Start of Data shown

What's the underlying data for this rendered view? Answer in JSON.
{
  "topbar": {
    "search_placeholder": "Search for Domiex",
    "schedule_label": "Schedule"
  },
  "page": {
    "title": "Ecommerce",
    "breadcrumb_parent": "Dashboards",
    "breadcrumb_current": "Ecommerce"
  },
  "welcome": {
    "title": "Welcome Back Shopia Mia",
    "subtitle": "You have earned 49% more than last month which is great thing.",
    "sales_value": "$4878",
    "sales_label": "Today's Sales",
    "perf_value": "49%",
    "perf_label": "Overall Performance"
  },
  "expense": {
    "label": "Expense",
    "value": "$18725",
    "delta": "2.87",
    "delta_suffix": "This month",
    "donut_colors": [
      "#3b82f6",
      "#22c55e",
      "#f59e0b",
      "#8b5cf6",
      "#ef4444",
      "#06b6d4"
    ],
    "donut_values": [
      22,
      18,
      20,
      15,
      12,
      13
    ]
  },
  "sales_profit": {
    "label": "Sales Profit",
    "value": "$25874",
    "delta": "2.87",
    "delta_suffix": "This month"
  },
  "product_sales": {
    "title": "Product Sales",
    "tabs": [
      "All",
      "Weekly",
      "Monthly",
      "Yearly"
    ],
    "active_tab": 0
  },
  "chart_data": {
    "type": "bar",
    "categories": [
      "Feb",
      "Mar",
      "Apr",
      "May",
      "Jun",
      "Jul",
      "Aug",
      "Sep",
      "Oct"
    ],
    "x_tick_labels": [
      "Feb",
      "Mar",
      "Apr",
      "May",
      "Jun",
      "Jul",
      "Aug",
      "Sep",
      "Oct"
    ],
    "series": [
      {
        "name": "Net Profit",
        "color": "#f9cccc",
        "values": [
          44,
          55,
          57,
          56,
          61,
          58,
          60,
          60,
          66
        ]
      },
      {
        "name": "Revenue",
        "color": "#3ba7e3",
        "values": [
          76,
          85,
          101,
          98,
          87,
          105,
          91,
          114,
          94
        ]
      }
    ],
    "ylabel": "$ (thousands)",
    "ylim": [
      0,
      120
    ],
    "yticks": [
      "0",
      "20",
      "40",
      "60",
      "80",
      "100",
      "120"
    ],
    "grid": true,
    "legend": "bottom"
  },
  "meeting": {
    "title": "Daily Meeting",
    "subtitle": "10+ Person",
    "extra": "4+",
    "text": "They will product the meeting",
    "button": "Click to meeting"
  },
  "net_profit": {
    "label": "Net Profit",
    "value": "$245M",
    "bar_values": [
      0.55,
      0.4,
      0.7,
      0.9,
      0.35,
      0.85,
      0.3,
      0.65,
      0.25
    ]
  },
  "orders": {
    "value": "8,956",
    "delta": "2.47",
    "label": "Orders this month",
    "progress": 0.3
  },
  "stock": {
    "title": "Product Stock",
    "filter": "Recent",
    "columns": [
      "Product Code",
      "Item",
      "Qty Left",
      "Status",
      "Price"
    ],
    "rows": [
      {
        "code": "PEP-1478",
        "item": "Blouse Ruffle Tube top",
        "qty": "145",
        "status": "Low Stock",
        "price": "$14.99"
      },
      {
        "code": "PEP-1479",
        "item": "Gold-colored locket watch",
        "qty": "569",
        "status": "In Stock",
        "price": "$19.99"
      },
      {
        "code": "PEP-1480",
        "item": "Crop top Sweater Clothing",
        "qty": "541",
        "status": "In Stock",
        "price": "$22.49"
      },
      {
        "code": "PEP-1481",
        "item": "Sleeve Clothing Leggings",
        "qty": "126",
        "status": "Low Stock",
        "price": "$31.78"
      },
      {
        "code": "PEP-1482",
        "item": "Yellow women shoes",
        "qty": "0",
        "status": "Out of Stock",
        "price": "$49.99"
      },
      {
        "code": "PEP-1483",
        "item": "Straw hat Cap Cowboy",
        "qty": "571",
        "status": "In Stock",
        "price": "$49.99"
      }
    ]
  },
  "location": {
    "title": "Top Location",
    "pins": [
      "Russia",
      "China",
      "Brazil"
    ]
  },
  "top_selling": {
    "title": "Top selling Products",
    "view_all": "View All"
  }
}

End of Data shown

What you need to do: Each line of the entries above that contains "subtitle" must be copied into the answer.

Expected output:
    "subtitle": "You have earned 49% more than last month which is great thing.",
    "subtitle": "10+ Person",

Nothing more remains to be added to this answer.